(WHAT YOU ARE ASKED TO DO) Which lines of the listing below contain the word "label"? Return them.

(DATA RECORDS)
►

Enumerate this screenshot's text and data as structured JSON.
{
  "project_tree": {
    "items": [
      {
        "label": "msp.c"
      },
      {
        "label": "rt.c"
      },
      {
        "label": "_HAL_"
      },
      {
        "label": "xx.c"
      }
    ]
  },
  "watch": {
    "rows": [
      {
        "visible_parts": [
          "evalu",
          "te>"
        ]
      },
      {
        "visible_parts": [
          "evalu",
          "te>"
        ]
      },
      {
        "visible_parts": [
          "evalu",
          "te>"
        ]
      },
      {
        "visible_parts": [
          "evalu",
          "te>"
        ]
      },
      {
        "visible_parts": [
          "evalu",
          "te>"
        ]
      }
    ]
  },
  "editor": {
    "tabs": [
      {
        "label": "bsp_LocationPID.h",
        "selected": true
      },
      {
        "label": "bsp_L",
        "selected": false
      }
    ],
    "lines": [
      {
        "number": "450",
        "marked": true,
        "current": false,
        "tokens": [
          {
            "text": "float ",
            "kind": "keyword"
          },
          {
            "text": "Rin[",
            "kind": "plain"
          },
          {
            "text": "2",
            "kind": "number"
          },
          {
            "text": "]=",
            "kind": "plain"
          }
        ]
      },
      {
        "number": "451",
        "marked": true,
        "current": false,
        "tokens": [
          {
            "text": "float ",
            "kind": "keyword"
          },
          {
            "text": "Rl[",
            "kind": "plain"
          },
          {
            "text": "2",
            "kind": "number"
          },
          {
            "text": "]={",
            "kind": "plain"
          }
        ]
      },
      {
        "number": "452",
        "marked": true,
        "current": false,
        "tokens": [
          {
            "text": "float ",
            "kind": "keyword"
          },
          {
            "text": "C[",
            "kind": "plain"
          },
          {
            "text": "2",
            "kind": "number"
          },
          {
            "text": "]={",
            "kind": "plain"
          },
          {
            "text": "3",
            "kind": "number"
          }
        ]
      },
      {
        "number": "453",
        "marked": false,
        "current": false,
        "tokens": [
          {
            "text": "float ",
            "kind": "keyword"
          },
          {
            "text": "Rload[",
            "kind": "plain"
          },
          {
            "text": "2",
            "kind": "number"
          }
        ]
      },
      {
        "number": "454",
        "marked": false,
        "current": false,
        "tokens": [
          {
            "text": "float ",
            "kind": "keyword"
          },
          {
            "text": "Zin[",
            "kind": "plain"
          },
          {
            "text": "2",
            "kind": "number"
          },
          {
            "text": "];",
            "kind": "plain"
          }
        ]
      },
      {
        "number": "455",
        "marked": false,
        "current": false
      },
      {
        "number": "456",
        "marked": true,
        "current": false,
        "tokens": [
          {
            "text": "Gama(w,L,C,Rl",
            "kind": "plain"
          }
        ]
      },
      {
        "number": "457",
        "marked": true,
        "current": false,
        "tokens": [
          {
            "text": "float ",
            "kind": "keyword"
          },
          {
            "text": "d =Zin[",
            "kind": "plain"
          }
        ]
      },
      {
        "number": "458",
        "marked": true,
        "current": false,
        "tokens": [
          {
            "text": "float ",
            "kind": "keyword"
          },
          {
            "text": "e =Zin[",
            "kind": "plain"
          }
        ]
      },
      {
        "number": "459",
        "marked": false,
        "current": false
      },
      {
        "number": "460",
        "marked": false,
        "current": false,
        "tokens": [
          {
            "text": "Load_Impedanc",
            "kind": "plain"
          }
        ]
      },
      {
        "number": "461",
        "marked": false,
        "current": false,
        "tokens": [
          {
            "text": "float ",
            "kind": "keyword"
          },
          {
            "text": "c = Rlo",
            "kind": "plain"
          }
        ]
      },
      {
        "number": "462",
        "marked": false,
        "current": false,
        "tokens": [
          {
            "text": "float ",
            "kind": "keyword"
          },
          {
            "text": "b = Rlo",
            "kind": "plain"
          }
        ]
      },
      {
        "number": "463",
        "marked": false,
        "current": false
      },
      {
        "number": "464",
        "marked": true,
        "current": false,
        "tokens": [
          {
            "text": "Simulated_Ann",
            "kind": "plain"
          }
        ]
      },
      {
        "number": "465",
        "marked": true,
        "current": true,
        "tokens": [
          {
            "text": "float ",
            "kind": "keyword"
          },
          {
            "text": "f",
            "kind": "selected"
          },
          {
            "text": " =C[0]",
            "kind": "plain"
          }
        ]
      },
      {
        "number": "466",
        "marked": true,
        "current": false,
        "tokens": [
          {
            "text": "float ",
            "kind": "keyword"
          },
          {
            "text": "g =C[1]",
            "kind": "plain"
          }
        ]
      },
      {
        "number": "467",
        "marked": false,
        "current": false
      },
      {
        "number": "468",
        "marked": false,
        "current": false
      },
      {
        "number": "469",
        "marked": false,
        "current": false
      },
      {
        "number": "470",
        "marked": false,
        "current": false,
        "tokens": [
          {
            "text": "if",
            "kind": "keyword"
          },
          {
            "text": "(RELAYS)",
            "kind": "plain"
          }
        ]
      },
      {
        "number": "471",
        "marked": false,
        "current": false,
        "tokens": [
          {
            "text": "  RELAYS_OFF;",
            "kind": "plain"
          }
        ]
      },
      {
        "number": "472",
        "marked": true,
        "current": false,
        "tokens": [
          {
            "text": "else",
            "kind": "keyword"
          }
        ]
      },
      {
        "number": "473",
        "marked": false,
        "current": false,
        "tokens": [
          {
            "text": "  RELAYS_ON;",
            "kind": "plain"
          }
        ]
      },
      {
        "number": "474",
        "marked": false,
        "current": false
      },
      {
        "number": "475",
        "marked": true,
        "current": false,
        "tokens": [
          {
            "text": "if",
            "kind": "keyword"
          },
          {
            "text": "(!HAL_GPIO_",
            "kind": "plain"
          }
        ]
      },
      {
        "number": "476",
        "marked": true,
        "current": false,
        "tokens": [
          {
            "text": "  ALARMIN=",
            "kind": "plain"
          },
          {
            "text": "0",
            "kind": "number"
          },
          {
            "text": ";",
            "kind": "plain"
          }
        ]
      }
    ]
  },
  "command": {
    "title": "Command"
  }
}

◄

(SOLUTION TO THE PROBLEM)
        "label": "msp.c"
        "label": "rt.c"
        "label": "_HAL_"
        "label": "xx.c"
        "label": "bsp_LocationPID.h",
        "label": "bsp_L",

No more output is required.